The Power Rangers (whose Japanese origins are in a series of series called スーパー戦隊, each iteration of which has some version of “Ranger” or just “-ger” in the name, e.g. 侍戦隊シンケンジャー samurai sentai shinkenjaa “Samurai Squad Serious-ger”) are a well-known example of a series rebooted each season with completely new characters. The first generation of Rangers in the 1970s had as its main characters 剛 Tsuyoshi, 明 Akira, 大太 Daita, ペギー Pegī (Peggy), 大五郎 Daigorō, and 健二 Kenji. Of these 5, 3 appear in the top names for the decade in which the show was broadcast as well as the decade previous (well, sort of – Kenji doesn’t appear but its cognate Kenichi, which uses the same kanji 健 but with a 一 meaning “first born” rather than a 二 meaning “second”, does). Pegī and Daigorō are obvious rarities (gorō meaning “fifth son”) but overall the names seem within the realm of possibility or at least imagination for someone in the show’s audience. The 2005 incarnation of the show had 魁 Kai, 麗 Urara, 芳香 Hōka, 翼 Tsubasa, and 蒔人 Makito taking up the familiar Ranger 5-color mantle, echoing its generation’s preference for idiosyncratic kanji readings (so-called kirakira names). No characters have names that would have been common 40 years ago, except 翼 Tsubasa, a classic like Makoto and Kaoru.

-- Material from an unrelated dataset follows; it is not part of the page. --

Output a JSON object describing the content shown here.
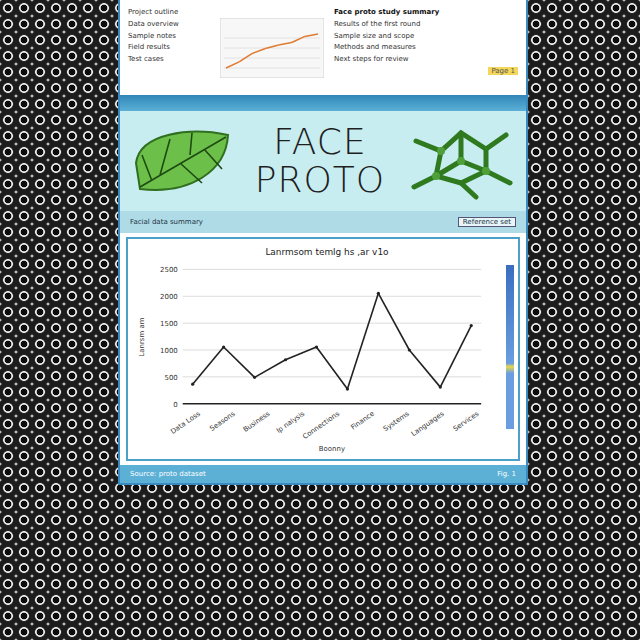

My (unprovable) hypothesis is that the speed with which people’s first names are “retired” in Japan and their consequent strong connections to particular generations means that authors of superhero stories have no choice but to replace characters rather than persist with their original identities. The Japanese versions of Batman in Tim Burton’s and Christopher Nolan’s eras would probably be rewritten especially for their generations as contemporary young people named Matt and Lachlan respectively.

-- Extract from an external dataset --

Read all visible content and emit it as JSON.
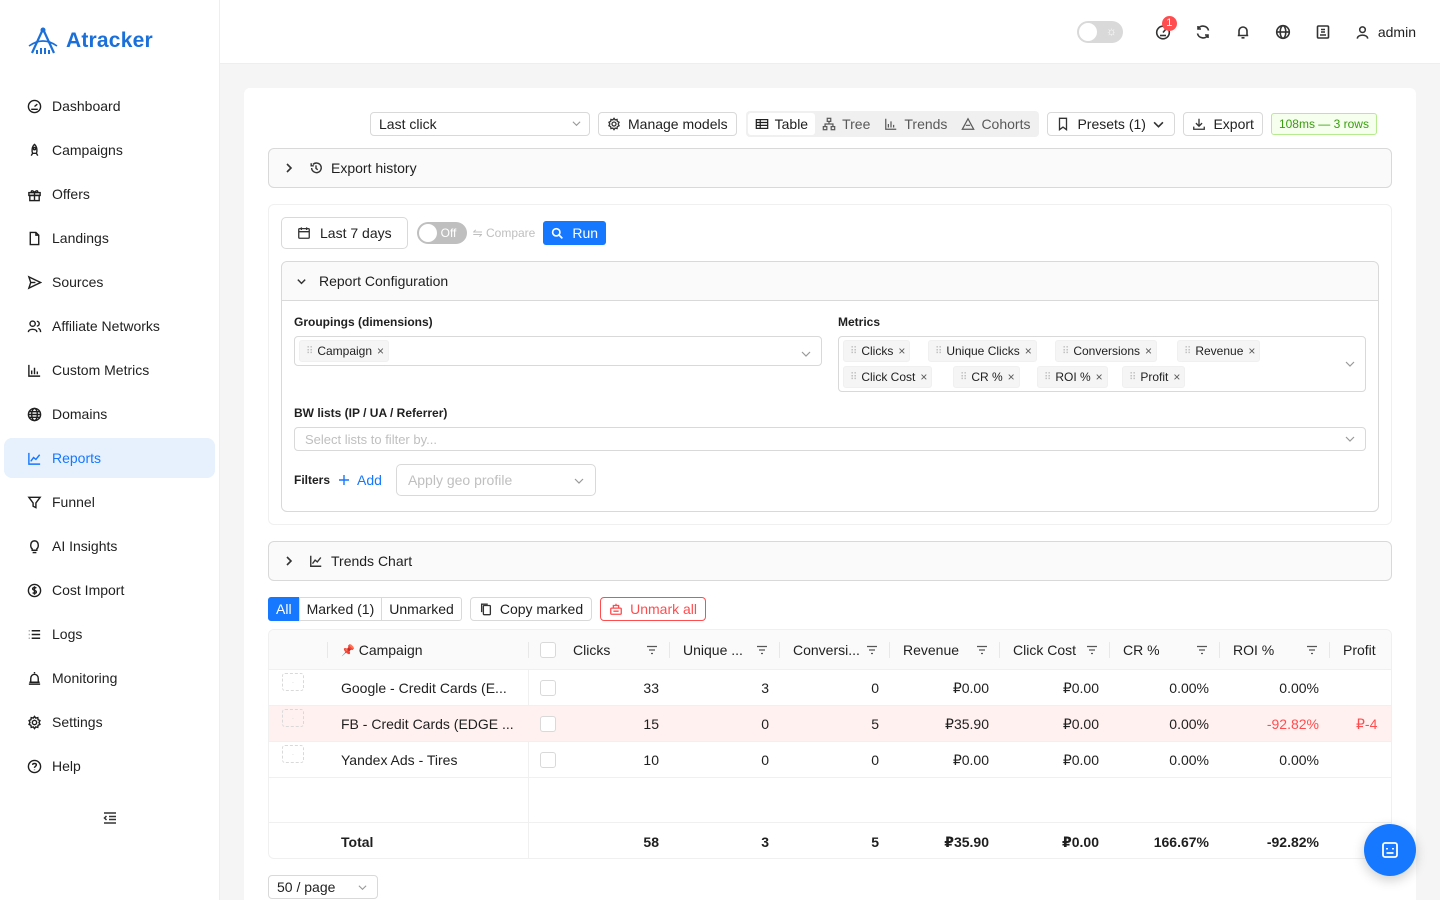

(Another note on names: as Steven Pinker among others has noted, in the English-speaking world male names and family names can cross over and be used for female babies’ first names, e.g. Madison or the newer Charlie’s Angels (Natalie, Dylan, and Alex). I have never heard of this happening in Japan, although some first names like Makoto, Kaoru, and Tsubasa have been unisex for some time, albeit sometimes written with gender-specific kanji. I think the images sought by parents choosing formerly male names for females, most likely strength and independence, would be distinctly poisonous to parents of girls in Japan. I was once told by the mother of a boy and girl that they deliberately chose names wishing for the boy, “may this child be strong!” and for the girl, “may this child be cute!”. New names for girls are, if anything, more overtly feminine than those of previous generations.)